John McCain doesn't give one crap about poverty in America.
Proof? A search of his site, using the built-in search engine, provides only 1 hit, from 4.04.2008. Yep, yesterday, when he cynically tried to hop onto the MLK Assassination train by saying this:
Some people lament privately, others are brave enough to take their call for change to the public arena. Martin Luther King III has done his father's legacy proud this week by courageously insisting that our nation's next leader do something about the poverty that ensnares over 36 million of our citizens. I will answer his call, and tell him and the American people today that I will make the eradication of poverty a top priority of the McCain Administration.
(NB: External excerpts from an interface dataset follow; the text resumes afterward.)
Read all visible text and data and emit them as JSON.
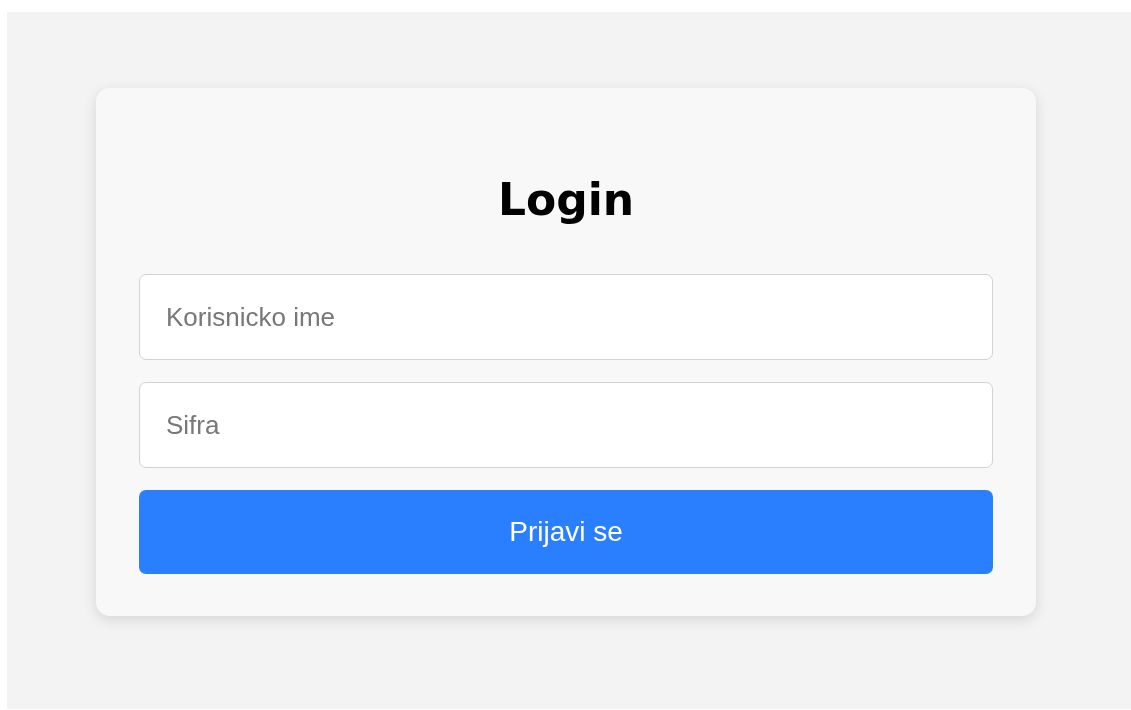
{
  "login_form": {
    "title": "Login",
    "fields": [
      {
        "placeholder": "Korisnicko ime"
      },
      {
        "placeholder": "Sifra"
      }
    ],
    "submit_button": "Prijavi se"
  }
}
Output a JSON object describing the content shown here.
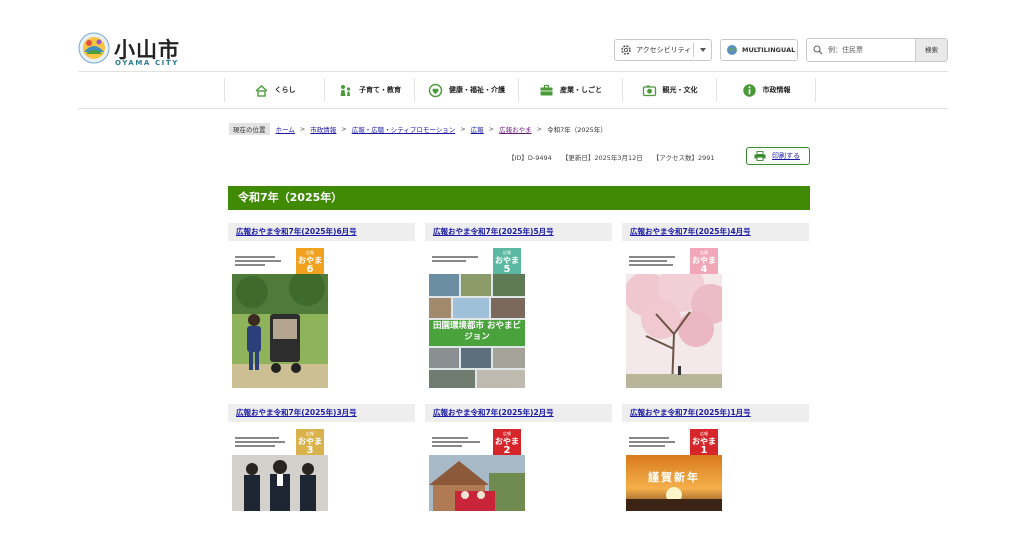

Right, John. Too bad you weren't one of the ones to "take the call":
John McCain today brought his effort to reinvent himself for the general election to a new low by misleading the voters on his full record on a holiday honoring Dr. Martin Luther King. McCain tried to suggest that his opposition to a holiday honoring Dr. King was limited to his 1983 vote against a federal holiday. In reality, McCain maintained his opposition to it until at least 1989, voted against funding for the commission working to promote the King Holiday in 1994, and used divisive language about state's rights to defend himself. McCain even supported Republican efforts to repeal a holiday in his state in 1987.
Stinging indictment. Where from? Fox Business. Quoting the DNC, but still...
And McCain's view of what was meaningful news in the '60s is illuminating:
"They never gave us any meaningful news," McCain said. "They told us the day that Martin Luther King was shot, they told us the day that Bobby Kennedy was shot, but they never bothered to tell us about the moon shot. So it was certainly selected news."
I stood outside MusicLand, where I taught guitar lessons, with my friend, band-mate, and fellow teacher Mike Peters, when a distraught woman walking down the sidewalk told us that MLK Jr. had been killed. We were young, free, and somewhat politically aware. And a few years later, when the Apollo moon landing occurred, I remember watching it with friends, and feeling amazed.
I never did time in a Viet Namese prison. But I have a clear recollection of the relative importance of these events in the context of the '60s. For me, safe at home, the moon landing was pretty cool, but hardly the devastating impact on the American political scene as the assassinations of 2 great political leaders of the time.
I don't begrudge McCain his take on current political events, but I firmly disagree with it. His emprace of the MLK holiday is too late, too calculating, too cynical.
And I note in amazement that it took this topic to cause St. John to use the word 'poverty' for the first time.
Ugly is as ugly does.